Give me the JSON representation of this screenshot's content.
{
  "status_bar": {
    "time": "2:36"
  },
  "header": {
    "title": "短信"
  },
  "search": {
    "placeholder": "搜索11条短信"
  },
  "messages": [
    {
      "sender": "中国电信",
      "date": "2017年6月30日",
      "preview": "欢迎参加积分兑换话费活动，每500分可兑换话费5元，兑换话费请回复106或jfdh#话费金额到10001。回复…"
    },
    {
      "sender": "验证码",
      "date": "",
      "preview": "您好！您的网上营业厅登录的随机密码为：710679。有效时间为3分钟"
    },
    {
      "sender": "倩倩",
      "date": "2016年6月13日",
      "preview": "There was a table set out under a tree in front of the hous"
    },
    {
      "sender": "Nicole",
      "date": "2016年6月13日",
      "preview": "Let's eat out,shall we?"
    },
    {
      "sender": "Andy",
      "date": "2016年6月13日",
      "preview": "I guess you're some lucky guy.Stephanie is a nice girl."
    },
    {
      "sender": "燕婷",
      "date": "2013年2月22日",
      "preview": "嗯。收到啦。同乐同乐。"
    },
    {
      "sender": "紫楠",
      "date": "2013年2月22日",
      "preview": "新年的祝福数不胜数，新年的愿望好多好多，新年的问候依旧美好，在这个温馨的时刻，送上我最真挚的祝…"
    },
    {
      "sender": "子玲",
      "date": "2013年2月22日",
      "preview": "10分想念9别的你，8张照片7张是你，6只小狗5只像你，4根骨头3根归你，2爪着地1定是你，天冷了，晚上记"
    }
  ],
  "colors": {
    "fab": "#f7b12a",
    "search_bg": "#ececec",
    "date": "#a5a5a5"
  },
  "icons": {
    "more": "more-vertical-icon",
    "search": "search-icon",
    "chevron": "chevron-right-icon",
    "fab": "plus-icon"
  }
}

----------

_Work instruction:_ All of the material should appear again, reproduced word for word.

_Task result:_
Give me the JSON representation of this screenshot's content.
{
  "status_bar": {
    "time": "2:36"
  },
  "header": {
    "title": "短信"
  },
  "search": {
    "placeholder": "搜索11条短信"
  },
  "messages": [
    {
      "sender": "中国电信",
      "date": "2017年6月30日",
      "preview": "欢迎参加积分兑换话费活动，每500分可兑换话费5元，兑换话费请回复106或jfdh#话费金额到10001。回复…"
    },
    {
      "sender": "验证码",
      "date": "",
      "preview": "您好！您的网上营业厅登录的随机密码为：710679。有效时间为3分钟"
    },
    {
      "sender": "倩倩",
      "date": "2016年6月13日",
      "preview": "There was a table set out under a tree in front of the hous"
    },
    {
      "sender": "Nicole",
      "date": "2016年6月13日",
      "preview": "Let's eat out,shall we?"
    },
    {
      "sender": "Andy",
      "date": "2016年6月13日",
      "preview": "I guess you're some lucky guy.Stephanie is a nice girl."
    },
    {
      "sender": "燕婷",
      "date": "2013年2月22日",
      "preview": "嗯。收到啦。同乐同乐。"
    },
    {
      "sender": "紫楠",
      "date": "2013年2月22日",
      "preview": "新年的祝福数不胜数，新年的愿望好多好多，新年的问候依旧美好，在这个温馨的时刻，送上我最真挚的祝…"
    },
    {
      "sender": "子玲",
      "date": "2013年2月22日",
      "preview": "10分想念9别的你，8张照片7张是你，6只小狗5只像你，4根骨头3根归你，2爪着地1定是你，天冷了，晚上记"
    }
  ],
  "colors": {
    "fab": "#f7b12a",
    "search_bg": "#ececec",
    "date": "#a5a5a5"
  },
  "icons": {
    "more": "more-vertical-icon",
    "search": "search-icon",
    "chevron": "chevron-right-icon",
    "fab": "plus-icon"
  }
}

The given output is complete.